→ DESCRIPTION OF THE TASK: Below are the entries; tally the lines holding the string "time" and give only that figure.

→ INPUT DATA:
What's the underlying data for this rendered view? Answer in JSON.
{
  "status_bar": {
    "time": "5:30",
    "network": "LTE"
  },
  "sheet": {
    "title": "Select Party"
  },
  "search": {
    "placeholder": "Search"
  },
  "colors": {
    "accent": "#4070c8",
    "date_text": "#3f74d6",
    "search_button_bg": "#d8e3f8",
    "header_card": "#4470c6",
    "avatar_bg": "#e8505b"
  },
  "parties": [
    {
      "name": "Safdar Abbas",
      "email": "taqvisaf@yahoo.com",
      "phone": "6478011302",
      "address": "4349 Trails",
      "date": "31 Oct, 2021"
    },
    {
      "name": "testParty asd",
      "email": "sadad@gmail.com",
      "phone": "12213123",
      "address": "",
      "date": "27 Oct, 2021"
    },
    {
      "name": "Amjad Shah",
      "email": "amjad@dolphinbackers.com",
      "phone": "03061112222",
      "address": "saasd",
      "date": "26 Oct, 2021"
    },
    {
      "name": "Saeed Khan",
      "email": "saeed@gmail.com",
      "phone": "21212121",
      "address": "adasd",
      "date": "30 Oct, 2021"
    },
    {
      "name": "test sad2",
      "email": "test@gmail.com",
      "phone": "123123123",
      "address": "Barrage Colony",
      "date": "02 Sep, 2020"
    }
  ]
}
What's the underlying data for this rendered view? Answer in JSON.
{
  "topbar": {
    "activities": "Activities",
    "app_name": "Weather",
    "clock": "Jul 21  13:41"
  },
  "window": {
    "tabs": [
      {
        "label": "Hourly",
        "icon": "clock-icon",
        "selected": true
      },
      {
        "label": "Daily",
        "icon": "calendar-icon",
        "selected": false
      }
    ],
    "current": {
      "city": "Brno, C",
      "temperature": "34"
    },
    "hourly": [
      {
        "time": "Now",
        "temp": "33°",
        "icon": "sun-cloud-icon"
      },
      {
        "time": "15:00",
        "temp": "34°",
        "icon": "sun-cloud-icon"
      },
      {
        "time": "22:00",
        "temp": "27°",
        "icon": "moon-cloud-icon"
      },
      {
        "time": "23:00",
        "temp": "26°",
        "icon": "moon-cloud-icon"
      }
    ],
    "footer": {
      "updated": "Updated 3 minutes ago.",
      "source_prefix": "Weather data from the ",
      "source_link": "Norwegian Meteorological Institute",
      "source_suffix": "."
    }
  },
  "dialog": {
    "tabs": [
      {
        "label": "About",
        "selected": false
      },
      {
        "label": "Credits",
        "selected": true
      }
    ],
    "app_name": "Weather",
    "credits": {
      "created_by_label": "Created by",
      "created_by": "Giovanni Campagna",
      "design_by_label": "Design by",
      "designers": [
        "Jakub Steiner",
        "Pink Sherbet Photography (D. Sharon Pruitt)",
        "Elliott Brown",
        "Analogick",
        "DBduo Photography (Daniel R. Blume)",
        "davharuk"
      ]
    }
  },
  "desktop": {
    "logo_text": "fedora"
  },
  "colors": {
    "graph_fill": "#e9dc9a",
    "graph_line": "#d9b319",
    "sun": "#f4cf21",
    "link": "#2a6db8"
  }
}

→ SOLUTION TO THIS TASK: 5